The answer must be every line of the records in which the string "devices" appears.
━━━━━━
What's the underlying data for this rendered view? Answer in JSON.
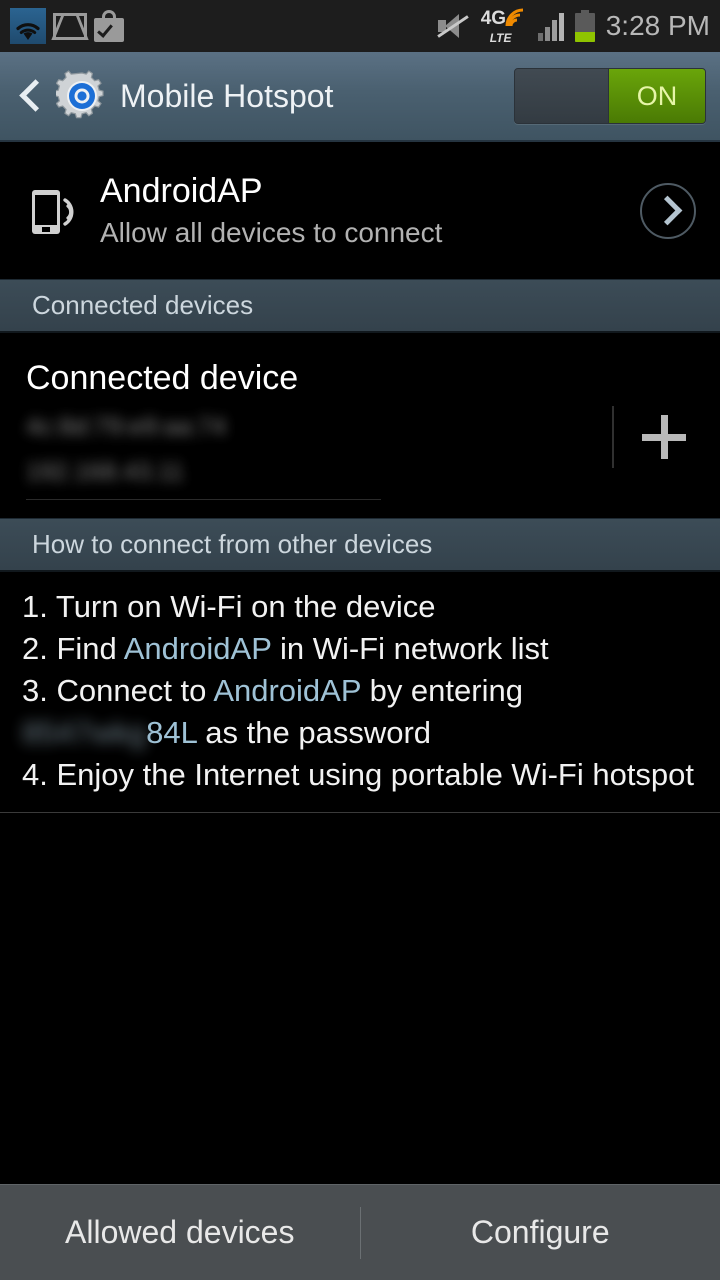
{
  "statusbar": {
    "time": "3:28 PM",
    "icons": {
      "wifi": "wifi-icon",
      "gmail": "gmail-icon",
      "playstore": "play-store-icon",
      "mute": "mute-icon",
      "network": "4g-lte-icon",
      "network_label_primary": "4G",
      "network_label_secondary": "LTE",
      "signal": "signal-bars-icon",
      "battery": "battery-icon"
    }
  },
  "actionbar": {
    "back": "back-icon",
    "app_icon": "settings-gear-icon",
    "title": "Mobile Hotspot",
    "toggle_state_label": "ON"
  },
  "ap": {
    "icon": "hotspot-device-icon",
    "name": "AndroidAP",
    "subtitle": "Allow all devices to connect",
    "arrow": "chevron-right-circle-icon"
  },
  "sections": {
    "connected_devices_header": "Connected devices",
    "howto_header": "How to connect from other devices"
  },
  "connected_device": {
    "title": "Connected device",
    "mac_address_redacted": "4c:8d:79:e9:aa:74",
    "ip_address_redacted": "192.168.43.11",
    "add_button": "add-icon"
  },
  "howto": {
    "step1": "1. Turn on Wi-Fi on the device",
    "step2_prefix": "2. Find ",
    "step2_ssid": "AndroidAP",
    "step2_suffix": " in Wi-Fi network list",
    "step3_prefix": "3. Connect to ",
    "step3_ssid": "AndroidAP",
    "step3_suffix": " by entering",
    "step3_password_redacted": "8547wkg",
    "step3_password_visible": "84L",
    "step3_password_suffix": " as the password",
    "step4": "4. Enjoy the Internet using portable Wi-Fi hotspot"
  },
  "bottombar": {
    "allowed_devices": "Allowed devices",
    "configure": "Configure"
  },
  "colors": {
    "accent_blue": "#9fc2d6",
    "toggle_on_green": "#4a7a04",
    "actionbar_blue": "#4a6070",
    "section_header": "#34424c",
    "bottom_bar": "#4a4e51"
  }
}
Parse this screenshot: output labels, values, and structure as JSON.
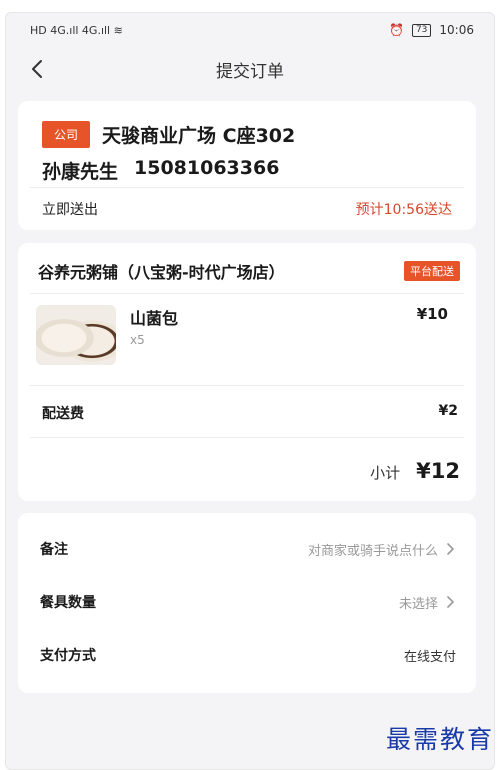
{
  "statusbar": {
    "left": "HD 4G.ıll 4G.ıll ≋",
    "alarm_icon": "alarm-icon",
    "battery": "73",
    "time": "10:06"
  },
  "navbar": {
    "title": "提交订单",
    "back_icon": "chevron-left-icon"
  },
  "address": {
    "tag": "公司",
    "address": "天骏商业广场 C座302",
    "name": "孙康先生",
    "phone": "15081063366"
  },
  "delivery": {
    "mode": "立即送出",
    "eta": "预计10:56送达"
  },
  "shop": {
    "name": "谷养元粥铺（八宝粥-时代广场店）",
    "tag": "平台配送",
    "item": {
      "name": "山菌包",
      "qty": "x5",
      "price": "¥10"
    },
    "fee_label": "配送费",
    "fee_value": "¥2",
    "subtotal_label": "小计",
    "subtotal_value": "¥12"
  },
  "options": {
    "remark_label": "备注",
    "remark_value": "对商家或骑手说点什么",
    "tableware_label": "餐具数量",
    "tableware_value": "未选择",
    "payment_label": "支付方式",
    "payment_value": "在线支付"
  },
  "watermark": "最需教育",
  "colors": {
    "accent": "#e8542a",
    "eta": "#d5482c",
    "background": "#f4f4f6",
    "watermark": "#1a3aa8"
  }
}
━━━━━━
EXERCISE ANSWER:
    "subtitle": "Allow all devices to connect",
    "connected_devices_header": "Connected devices",
    "howto_header": "How to connect from other devices"
    "allowed_devices": "Allowed devices",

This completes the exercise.